▶ **DATA PROVIDED**

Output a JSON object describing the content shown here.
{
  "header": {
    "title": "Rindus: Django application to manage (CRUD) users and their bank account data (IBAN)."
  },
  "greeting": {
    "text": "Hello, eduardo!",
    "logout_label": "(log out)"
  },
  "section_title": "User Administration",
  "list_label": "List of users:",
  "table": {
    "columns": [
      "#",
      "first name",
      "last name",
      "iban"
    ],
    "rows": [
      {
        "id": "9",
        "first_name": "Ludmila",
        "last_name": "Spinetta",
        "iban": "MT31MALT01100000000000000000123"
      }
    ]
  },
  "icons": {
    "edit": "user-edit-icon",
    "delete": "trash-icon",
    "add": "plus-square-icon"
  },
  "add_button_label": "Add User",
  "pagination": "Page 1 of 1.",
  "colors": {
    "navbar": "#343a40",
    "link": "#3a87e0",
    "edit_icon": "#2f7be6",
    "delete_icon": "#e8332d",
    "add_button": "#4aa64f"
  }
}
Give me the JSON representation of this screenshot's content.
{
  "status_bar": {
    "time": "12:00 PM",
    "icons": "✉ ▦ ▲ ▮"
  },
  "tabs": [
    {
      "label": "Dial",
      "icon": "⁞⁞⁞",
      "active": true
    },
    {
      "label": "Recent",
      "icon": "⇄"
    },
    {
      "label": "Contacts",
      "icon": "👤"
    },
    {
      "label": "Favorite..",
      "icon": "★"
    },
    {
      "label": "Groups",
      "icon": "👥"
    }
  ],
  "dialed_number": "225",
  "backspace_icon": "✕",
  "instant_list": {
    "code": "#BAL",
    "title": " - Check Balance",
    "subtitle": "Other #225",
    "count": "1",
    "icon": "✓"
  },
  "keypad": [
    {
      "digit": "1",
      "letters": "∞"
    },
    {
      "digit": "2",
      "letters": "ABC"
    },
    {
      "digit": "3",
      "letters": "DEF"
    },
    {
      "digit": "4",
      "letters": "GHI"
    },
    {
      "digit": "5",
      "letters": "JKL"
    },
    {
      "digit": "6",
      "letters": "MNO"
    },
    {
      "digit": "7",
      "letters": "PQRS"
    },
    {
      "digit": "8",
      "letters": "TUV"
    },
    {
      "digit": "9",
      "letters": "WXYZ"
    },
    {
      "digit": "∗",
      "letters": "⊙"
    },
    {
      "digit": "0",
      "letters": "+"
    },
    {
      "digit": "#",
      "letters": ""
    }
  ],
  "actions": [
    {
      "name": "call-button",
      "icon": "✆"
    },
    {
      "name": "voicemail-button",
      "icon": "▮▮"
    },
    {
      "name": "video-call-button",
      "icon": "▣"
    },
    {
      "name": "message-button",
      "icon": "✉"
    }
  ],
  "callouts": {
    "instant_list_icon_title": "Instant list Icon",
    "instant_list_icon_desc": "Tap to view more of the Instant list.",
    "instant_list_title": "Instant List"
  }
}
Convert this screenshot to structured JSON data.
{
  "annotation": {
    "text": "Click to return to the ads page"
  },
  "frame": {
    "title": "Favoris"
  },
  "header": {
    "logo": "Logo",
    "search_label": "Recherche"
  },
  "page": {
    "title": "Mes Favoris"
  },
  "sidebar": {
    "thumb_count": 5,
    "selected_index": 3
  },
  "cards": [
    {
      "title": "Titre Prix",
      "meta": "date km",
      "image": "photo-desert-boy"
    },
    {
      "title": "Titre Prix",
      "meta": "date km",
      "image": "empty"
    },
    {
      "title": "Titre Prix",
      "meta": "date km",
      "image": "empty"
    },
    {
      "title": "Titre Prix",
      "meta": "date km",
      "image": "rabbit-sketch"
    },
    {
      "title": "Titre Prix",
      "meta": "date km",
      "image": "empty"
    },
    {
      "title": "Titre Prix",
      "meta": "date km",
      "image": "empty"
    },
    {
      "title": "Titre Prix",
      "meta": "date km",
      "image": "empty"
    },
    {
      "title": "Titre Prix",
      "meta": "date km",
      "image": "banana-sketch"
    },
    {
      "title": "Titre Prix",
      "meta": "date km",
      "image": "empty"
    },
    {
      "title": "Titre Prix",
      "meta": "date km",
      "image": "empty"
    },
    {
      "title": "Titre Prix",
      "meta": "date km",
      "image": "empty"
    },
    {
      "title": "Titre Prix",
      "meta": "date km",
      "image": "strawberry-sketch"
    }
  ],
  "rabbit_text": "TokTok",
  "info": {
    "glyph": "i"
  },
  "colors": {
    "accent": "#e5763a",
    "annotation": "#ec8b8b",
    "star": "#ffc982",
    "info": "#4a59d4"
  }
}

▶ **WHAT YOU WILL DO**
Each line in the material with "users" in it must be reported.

▶ **EXERCISE RESULT**
    "title": "Rindus: Django application to manage (CRUD) users and their bank account data (IBAN)."
  "list_label": "List of users:",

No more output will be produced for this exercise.